EXERCISE AIM: Your result should be every line of the records below that contains the word "Gaji".

GIVEN RECORDS:
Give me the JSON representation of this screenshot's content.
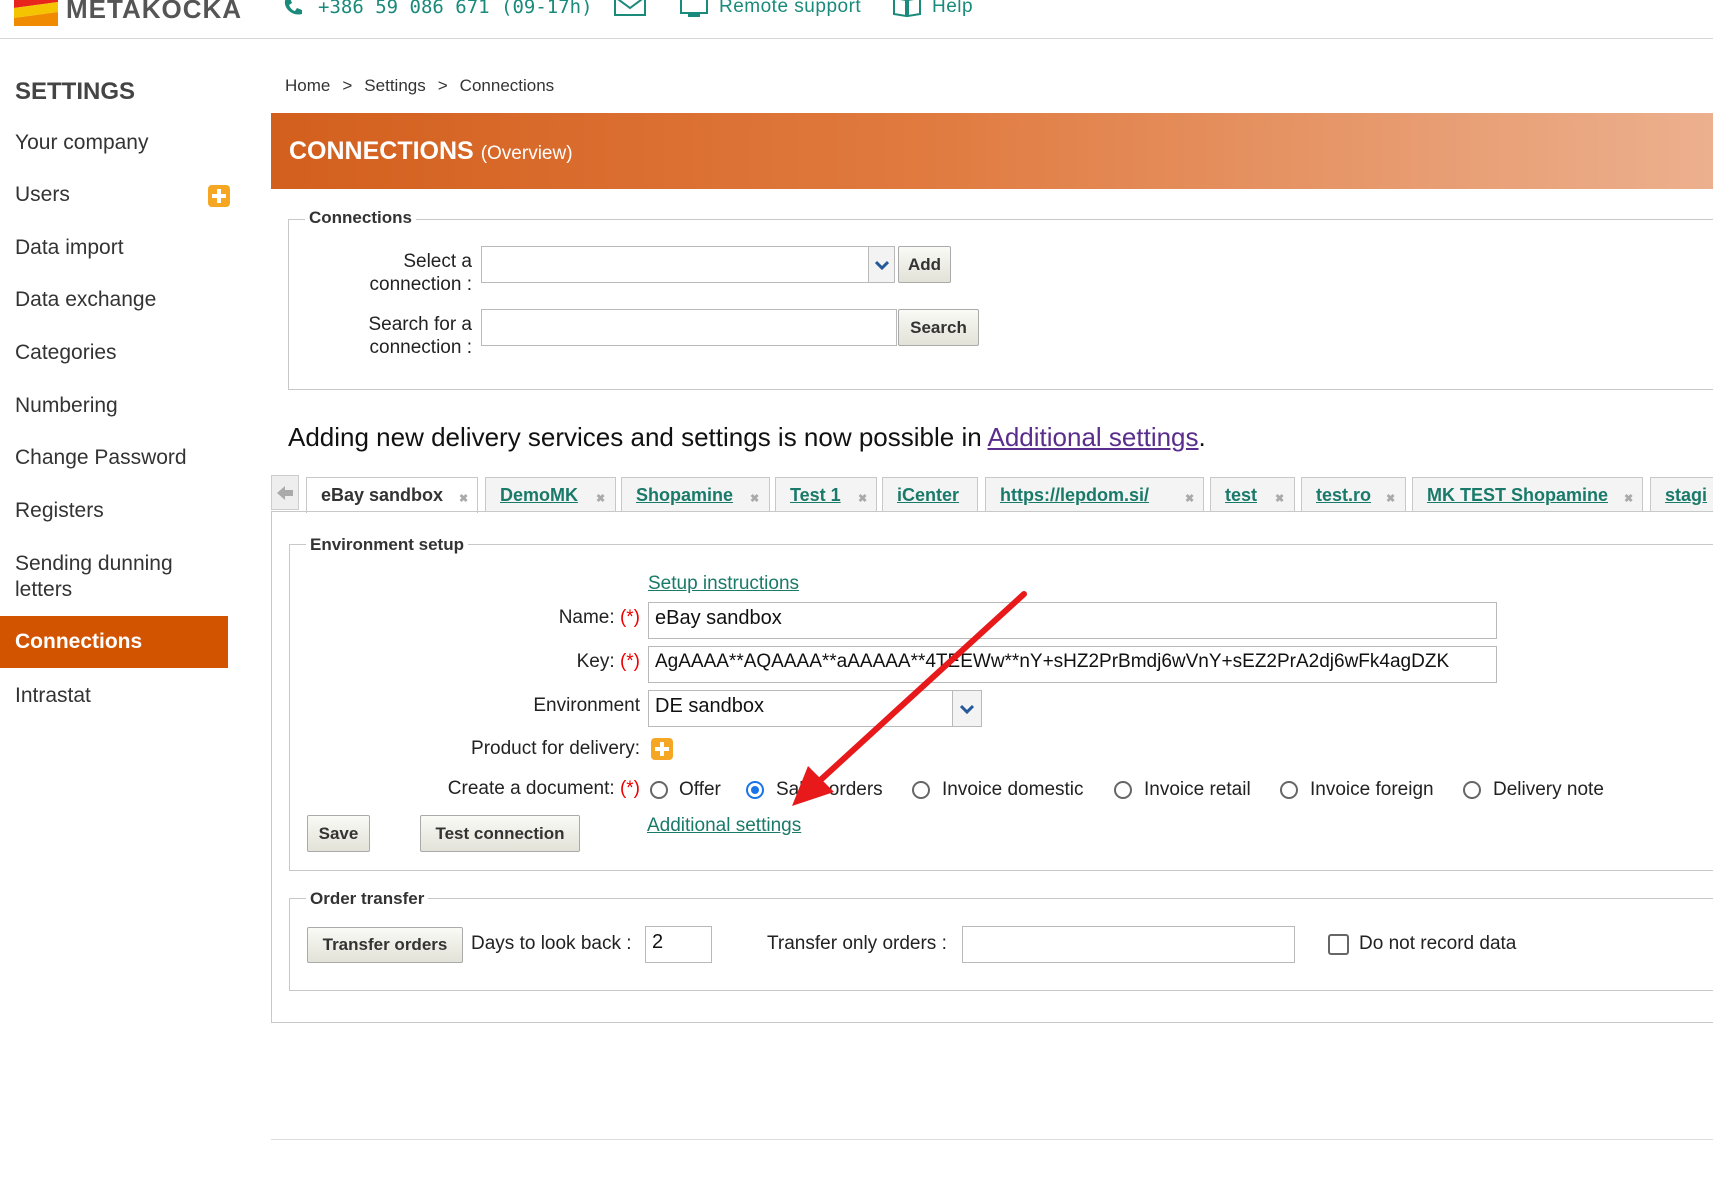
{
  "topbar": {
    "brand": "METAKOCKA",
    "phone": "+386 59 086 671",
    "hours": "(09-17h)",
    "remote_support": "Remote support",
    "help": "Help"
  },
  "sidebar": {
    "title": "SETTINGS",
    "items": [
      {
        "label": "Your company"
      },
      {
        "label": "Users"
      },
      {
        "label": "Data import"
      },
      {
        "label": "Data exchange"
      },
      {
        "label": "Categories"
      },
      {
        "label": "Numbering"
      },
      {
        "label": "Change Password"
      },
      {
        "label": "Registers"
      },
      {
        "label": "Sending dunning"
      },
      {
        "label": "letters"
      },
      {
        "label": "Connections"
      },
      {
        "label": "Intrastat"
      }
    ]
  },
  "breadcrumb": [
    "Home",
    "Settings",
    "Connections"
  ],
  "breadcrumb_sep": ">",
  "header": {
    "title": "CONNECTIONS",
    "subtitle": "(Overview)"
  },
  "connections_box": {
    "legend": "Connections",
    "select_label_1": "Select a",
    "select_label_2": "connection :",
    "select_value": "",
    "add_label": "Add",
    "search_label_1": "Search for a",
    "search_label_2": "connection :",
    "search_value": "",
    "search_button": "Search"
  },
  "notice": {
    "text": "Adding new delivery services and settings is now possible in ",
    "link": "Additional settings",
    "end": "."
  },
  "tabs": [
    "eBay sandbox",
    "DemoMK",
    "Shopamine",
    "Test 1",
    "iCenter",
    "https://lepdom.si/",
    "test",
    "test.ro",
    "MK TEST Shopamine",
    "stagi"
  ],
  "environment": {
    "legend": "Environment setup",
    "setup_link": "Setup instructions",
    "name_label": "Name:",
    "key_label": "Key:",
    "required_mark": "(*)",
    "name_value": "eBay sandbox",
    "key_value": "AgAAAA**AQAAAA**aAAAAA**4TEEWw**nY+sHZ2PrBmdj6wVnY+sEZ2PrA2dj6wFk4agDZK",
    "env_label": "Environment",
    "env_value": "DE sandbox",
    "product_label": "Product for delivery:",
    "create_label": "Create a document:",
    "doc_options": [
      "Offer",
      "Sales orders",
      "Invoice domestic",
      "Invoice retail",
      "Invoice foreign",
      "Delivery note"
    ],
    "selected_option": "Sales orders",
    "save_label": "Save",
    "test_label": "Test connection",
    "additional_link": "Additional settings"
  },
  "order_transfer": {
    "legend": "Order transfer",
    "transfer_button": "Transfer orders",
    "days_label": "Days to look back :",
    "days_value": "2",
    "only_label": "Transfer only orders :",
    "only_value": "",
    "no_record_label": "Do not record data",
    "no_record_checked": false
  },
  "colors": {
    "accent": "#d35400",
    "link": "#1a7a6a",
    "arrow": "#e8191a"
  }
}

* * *

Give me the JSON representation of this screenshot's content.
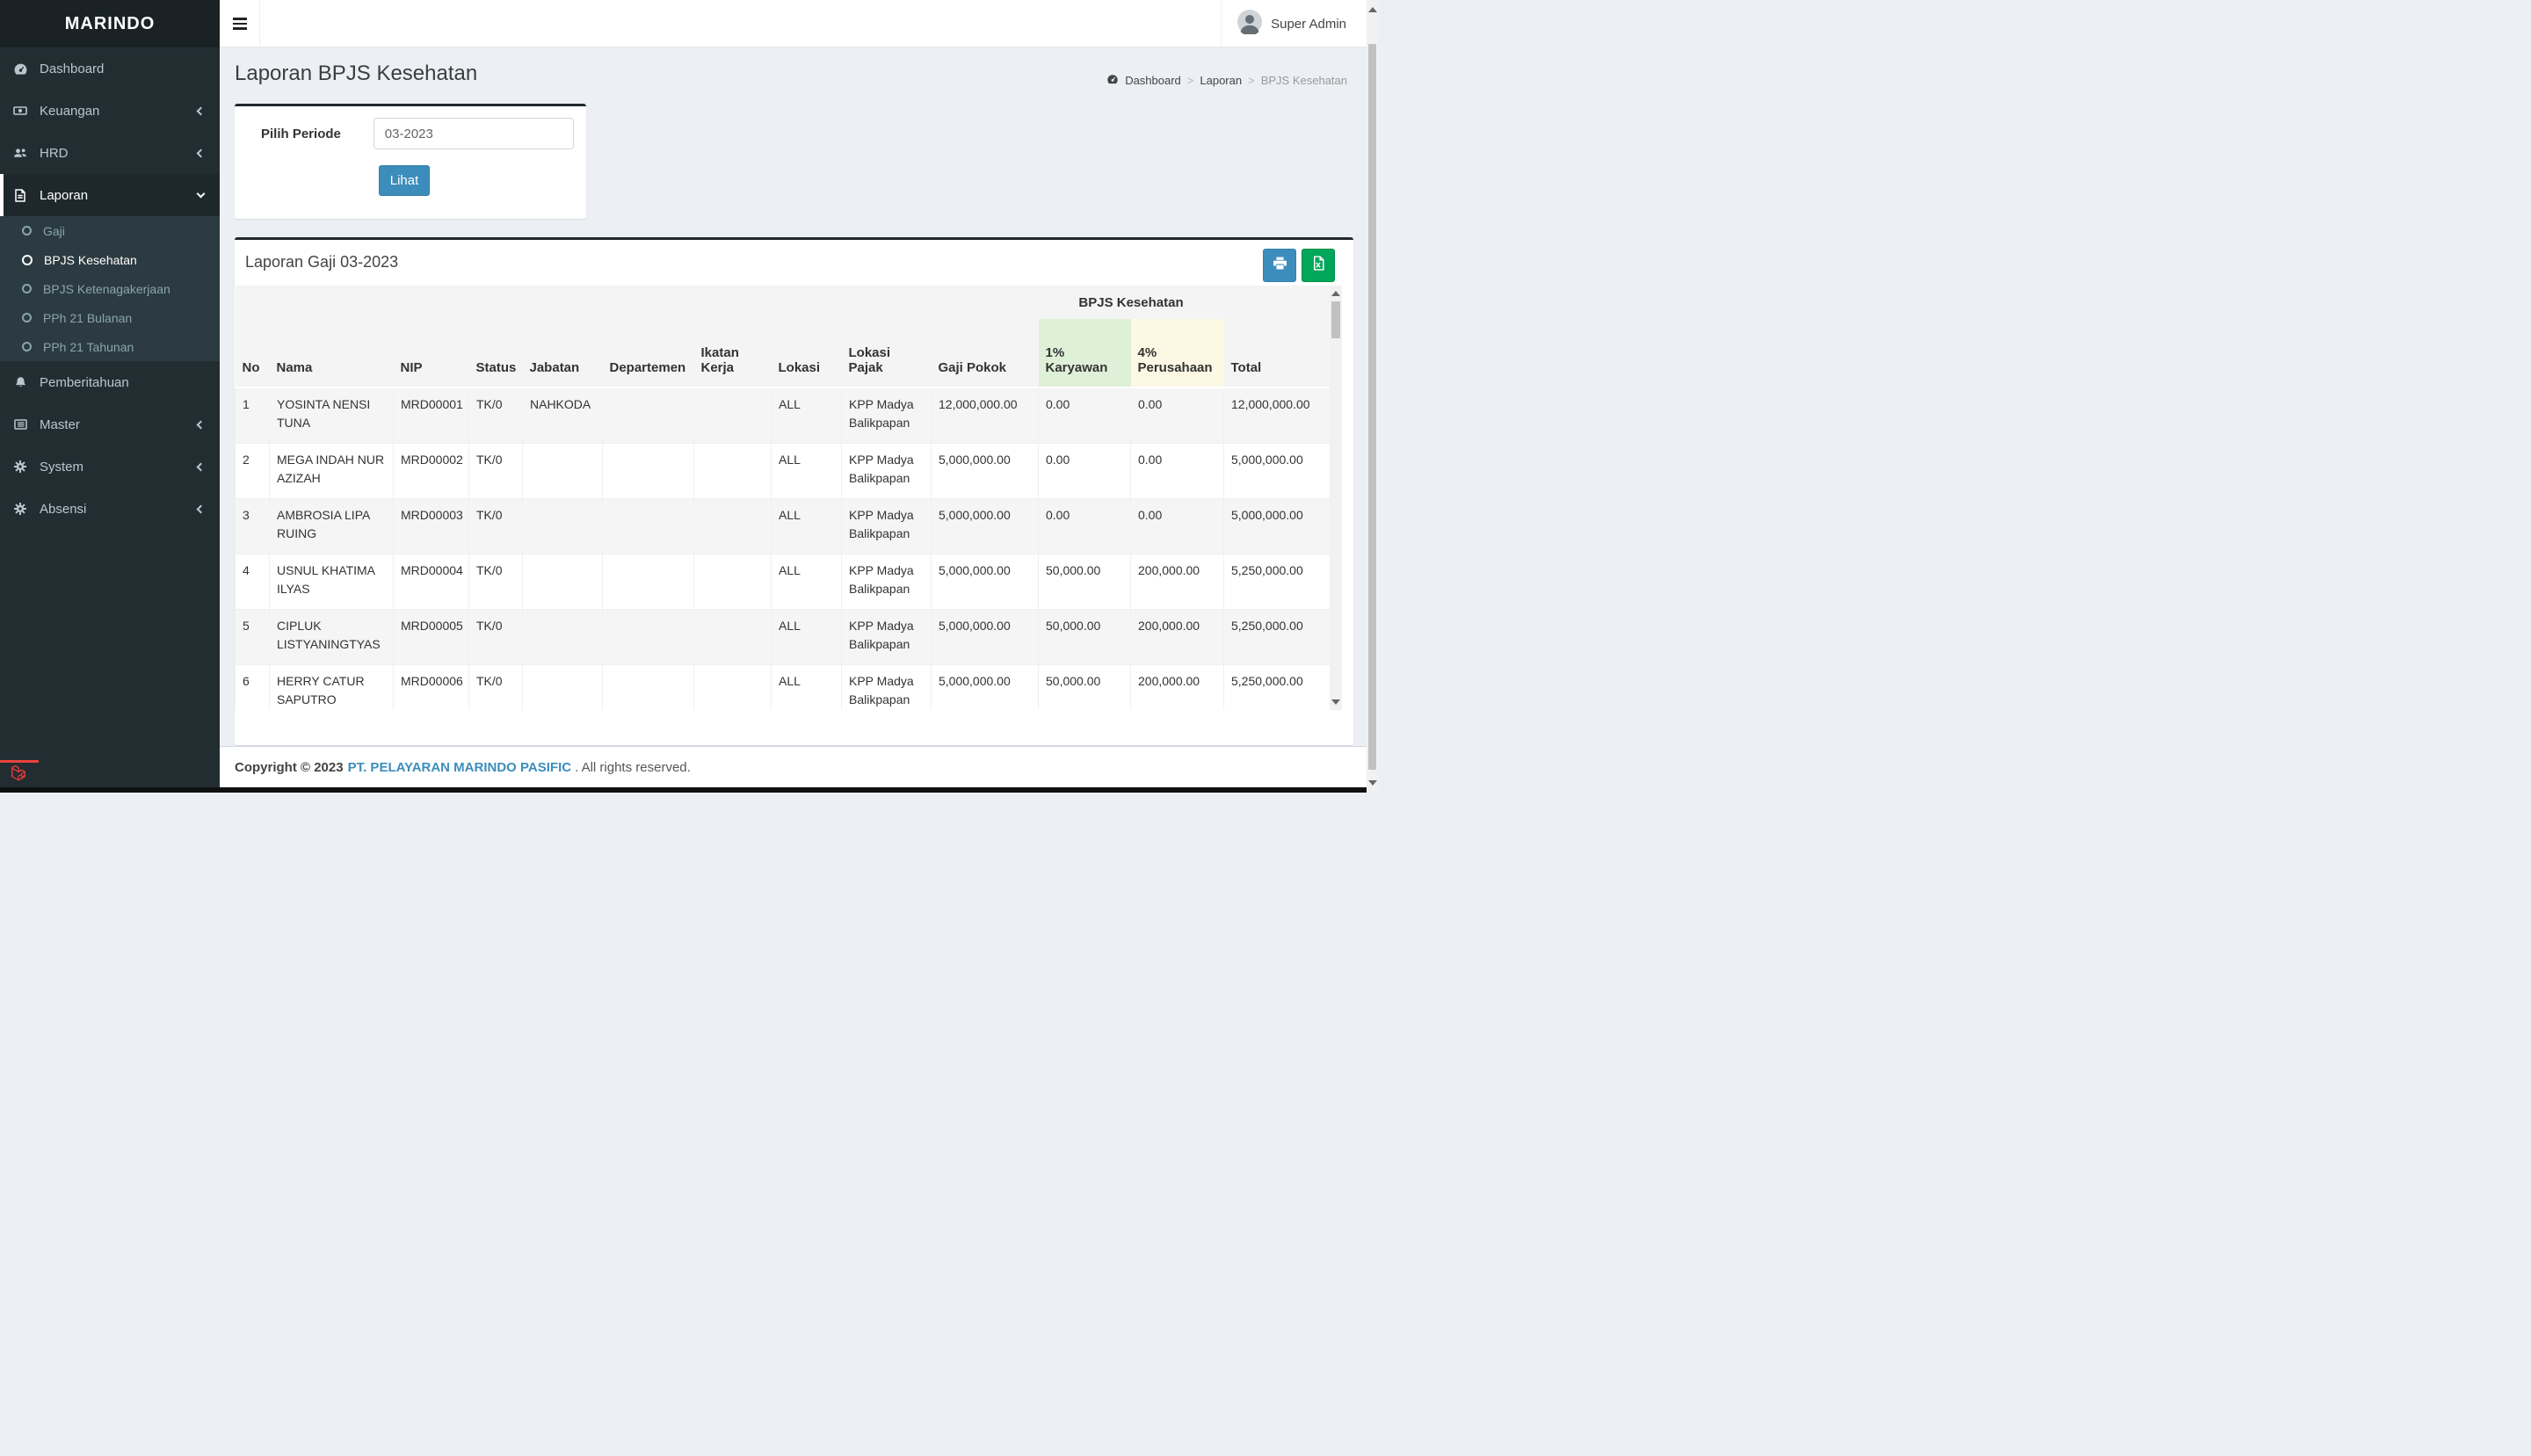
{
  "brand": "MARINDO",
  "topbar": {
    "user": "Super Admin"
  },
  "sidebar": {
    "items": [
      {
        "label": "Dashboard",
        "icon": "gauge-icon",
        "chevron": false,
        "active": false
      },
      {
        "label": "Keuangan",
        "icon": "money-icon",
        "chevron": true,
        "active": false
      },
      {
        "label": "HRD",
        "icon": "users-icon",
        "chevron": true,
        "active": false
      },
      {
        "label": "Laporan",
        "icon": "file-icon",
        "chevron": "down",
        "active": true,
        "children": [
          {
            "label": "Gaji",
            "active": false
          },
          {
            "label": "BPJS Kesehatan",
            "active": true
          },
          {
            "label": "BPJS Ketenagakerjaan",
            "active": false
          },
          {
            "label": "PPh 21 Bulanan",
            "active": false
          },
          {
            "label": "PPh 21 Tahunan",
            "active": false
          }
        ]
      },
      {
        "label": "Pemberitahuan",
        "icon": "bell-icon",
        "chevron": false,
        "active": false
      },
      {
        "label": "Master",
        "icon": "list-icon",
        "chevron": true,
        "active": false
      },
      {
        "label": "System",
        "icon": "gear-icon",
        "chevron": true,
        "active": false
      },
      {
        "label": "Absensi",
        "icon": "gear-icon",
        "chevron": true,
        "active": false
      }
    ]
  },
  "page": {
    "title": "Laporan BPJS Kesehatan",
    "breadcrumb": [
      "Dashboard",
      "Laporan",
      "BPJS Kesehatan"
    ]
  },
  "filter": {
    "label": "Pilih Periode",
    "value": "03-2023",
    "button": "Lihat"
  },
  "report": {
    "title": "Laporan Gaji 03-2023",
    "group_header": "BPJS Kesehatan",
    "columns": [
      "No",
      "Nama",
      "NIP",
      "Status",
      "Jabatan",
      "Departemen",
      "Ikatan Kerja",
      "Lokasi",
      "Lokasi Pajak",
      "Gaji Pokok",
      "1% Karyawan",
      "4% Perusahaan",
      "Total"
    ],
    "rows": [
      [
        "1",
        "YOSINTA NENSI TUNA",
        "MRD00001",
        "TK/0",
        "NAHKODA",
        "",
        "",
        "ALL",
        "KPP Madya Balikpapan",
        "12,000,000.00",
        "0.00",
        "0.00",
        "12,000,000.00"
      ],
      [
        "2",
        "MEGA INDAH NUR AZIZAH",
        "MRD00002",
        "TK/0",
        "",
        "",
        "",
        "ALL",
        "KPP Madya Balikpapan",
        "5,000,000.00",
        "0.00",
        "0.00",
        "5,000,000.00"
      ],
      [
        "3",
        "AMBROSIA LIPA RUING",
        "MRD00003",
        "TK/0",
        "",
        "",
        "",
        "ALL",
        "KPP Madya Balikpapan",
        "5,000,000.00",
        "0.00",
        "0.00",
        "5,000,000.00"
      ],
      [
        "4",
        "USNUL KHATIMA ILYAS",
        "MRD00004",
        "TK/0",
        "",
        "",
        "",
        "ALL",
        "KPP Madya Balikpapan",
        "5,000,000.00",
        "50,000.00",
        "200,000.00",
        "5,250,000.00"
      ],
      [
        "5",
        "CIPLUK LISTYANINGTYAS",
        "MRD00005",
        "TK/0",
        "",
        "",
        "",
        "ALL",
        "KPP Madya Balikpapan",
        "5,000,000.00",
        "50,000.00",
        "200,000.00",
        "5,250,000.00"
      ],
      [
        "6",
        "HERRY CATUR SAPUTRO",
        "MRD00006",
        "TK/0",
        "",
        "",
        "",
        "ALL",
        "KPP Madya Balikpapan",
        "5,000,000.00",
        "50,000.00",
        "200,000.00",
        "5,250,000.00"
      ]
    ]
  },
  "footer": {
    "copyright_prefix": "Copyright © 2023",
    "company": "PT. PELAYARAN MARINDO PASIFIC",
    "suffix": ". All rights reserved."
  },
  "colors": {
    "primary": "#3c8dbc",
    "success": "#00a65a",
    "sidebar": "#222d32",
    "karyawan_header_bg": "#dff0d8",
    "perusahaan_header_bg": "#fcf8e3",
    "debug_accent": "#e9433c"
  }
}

YOUR RESPONSE:
            "label": "Gaji",
    "title": "Laporan Gaji 03-2023",
      "Gaji Pokok",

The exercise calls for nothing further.